** About this exercise **
Which of the lines below include "that"? Each one should be copied out.

•••••

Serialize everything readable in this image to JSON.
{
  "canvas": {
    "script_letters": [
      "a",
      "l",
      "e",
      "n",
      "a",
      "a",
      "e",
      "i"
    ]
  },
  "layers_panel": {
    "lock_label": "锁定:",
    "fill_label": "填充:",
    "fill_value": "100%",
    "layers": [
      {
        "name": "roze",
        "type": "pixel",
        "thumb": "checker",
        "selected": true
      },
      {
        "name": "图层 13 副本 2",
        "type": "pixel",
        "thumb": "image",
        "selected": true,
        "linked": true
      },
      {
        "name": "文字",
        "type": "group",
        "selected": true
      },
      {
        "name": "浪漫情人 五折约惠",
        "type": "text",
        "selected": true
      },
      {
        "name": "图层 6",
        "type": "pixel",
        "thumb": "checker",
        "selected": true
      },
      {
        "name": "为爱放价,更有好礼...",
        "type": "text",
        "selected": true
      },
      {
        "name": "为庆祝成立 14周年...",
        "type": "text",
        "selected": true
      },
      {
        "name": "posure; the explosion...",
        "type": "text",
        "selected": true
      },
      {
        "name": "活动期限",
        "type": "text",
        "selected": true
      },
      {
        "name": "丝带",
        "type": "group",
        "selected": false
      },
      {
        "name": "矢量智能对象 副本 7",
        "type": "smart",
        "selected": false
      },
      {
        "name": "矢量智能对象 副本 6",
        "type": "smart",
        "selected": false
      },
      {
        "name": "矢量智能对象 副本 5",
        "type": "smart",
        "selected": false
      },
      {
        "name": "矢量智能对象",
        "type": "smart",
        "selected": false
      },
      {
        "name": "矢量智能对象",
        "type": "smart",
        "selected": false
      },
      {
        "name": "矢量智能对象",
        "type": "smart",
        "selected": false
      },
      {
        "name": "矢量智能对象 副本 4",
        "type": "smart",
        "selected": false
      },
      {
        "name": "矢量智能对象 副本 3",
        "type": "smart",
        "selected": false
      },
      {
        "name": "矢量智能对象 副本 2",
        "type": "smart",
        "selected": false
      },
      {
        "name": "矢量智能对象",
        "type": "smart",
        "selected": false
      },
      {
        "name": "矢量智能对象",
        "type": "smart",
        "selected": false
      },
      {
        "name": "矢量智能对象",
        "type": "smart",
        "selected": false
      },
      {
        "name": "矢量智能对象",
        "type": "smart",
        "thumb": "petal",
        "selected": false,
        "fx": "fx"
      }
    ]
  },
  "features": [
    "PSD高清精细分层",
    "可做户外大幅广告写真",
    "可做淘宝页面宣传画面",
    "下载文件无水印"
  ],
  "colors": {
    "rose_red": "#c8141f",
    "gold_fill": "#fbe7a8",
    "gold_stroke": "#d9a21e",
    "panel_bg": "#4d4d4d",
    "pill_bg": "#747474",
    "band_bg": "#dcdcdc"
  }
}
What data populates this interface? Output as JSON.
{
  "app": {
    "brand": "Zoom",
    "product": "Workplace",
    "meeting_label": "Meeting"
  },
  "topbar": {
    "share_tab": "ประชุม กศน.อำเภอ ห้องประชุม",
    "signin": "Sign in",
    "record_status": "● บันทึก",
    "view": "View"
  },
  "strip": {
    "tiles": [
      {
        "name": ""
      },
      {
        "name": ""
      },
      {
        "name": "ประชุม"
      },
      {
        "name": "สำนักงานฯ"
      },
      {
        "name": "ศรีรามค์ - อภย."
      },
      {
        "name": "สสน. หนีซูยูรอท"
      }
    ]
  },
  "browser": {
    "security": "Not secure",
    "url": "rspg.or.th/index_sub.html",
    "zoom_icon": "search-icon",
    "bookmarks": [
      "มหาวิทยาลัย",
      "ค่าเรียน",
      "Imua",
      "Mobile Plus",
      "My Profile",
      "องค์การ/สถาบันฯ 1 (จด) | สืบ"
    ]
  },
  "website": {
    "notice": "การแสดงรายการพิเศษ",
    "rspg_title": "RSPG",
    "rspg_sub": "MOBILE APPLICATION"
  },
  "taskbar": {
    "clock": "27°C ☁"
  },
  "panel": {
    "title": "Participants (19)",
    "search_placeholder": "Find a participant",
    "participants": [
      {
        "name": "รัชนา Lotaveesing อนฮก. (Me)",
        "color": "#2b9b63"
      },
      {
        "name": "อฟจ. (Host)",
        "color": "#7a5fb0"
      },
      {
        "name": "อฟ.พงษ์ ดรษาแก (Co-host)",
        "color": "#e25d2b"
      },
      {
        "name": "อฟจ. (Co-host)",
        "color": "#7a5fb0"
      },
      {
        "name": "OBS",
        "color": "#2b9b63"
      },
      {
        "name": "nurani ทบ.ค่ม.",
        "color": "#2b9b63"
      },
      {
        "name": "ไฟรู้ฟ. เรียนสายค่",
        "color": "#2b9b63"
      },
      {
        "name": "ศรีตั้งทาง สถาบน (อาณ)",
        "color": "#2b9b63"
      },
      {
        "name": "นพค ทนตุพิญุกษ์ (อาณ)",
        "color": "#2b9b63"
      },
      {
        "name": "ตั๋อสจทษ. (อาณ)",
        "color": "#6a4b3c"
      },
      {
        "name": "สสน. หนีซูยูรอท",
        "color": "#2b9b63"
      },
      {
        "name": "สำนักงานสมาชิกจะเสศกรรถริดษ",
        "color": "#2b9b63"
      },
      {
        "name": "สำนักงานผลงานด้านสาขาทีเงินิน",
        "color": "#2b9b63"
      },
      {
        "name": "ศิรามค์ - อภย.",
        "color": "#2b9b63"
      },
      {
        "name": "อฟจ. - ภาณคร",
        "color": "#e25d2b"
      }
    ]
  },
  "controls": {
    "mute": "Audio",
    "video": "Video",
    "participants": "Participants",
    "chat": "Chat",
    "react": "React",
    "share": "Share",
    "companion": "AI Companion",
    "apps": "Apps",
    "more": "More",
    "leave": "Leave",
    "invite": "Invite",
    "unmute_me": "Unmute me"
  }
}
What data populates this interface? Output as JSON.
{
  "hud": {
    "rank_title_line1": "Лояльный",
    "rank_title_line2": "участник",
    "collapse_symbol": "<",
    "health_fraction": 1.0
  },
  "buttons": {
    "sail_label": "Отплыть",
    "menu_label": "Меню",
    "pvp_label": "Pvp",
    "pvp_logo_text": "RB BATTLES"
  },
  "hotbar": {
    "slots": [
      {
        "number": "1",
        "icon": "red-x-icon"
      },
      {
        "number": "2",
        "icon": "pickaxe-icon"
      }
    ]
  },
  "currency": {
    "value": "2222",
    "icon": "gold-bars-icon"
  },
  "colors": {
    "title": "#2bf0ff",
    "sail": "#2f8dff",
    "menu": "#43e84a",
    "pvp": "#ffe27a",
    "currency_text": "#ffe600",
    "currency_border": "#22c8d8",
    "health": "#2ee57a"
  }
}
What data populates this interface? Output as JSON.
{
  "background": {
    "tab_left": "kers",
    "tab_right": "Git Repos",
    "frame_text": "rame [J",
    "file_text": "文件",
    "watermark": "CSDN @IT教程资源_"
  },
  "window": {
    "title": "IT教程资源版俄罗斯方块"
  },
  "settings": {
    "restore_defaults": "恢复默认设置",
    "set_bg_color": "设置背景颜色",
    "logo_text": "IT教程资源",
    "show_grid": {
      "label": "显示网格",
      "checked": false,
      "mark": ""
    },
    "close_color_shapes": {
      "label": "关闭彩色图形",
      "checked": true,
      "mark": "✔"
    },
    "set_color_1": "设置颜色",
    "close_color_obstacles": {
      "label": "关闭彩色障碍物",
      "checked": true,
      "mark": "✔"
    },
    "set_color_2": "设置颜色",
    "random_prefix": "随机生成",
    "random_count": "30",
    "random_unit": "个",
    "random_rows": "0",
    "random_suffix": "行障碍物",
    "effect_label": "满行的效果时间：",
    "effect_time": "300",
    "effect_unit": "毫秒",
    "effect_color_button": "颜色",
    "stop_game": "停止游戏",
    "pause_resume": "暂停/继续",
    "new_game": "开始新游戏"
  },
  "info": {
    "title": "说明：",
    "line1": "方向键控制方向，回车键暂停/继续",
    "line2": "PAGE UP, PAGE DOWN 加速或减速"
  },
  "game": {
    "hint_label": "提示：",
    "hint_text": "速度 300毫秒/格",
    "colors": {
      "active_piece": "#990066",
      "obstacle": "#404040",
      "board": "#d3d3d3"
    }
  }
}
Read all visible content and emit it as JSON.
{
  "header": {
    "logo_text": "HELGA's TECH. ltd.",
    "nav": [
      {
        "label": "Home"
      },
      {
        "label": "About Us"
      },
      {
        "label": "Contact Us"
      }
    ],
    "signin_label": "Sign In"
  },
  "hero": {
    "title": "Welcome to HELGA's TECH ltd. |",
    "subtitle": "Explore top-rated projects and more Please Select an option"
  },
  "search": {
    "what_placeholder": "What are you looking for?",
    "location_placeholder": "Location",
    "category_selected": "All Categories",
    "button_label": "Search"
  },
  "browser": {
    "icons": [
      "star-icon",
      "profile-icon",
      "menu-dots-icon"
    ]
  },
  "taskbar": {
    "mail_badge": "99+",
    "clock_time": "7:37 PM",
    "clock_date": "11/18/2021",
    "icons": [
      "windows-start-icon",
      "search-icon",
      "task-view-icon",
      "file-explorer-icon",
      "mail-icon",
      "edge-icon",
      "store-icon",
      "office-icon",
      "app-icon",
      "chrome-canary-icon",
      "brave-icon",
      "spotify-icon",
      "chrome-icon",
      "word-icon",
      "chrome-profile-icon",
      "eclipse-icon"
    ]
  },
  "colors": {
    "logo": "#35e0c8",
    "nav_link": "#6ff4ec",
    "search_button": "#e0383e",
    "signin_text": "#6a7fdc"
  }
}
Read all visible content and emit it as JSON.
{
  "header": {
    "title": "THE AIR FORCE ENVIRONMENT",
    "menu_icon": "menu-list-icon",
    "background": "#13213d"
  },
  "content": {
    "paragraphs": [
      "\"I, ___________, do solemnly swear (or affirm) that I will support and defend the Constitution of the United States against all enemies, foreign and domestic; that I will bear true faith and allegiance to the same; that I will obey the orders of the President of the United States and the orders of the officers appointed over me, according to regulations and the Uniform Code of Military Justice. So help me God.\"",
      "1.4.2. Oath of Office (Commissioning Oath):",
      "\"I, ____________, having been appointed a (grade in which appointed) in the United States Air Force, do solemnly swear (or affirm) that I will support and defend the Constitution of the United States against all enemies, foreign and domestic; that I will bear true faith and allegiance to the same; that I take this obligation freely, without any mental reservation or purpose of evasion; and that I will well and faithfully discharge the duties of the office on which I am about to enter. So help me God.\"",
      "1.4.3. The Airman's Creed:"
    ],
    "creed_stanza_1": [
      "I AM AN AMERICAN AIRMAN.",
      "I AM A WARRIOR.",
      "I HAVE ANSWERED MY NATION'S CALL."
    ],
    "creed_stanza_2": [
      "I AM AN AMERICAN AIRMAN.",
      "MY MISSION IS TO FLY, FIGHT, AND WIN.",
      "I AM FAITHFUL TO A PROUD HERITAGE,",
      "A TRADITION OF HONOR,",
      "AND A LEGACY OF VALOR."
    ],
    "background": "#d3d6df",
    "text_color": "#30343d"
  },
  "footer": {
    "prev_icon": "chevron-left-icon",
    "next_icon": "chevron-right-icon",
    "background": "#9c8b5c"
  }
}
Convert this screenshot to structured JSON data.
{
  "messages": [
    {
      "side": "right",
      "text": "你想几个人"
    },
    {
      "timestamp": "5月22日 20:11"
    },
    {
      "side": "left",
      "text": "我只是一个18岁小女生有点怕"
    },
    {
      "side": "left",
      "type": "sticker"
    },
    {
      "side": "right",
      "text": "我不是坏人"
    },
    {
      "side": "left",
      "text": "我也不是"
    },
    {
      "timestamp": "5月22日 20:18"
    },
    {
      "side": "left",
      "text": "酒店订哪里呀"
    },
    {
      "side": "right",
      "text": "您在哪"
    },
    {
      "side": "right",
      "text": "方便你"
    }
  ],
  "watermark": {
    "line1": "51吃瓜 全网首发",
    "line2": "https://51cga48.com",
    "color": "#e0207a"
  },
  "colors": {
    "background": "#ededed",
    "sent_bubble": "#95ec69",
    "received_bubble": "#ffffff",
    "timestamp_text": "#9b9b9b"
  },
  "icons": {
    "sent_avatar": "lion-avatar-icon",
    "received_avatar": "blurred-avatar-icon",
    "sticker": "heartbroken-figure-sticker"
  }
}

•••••

** Task response **
      "\"I, ___________, do solemnly swear (or affirm) that I will support and defend the Constitution of the United States against all enemies, foreign and domestic; that I will bear true faith and allegiance to the same; that I will obey the orders of the President of the United States and the orders of the officers appointed over me, according to regulations and the Uniform Code of Military Justice. So help me God.\"",
      "\"I, ____________, having been appointed a (grade in which appointed) in the United States Air Force, do solemnly swear (or affirm) that I will support and defend the Constitution of the United States against all enemies, foreign and domestic; that I will bear true faith and allegiance to the same; that I take this obligation freely, without any mental reservation or purpose of evasion; and that I will well and faithfully discharge the duties of the office on which I am about to enter. So help me God.\"",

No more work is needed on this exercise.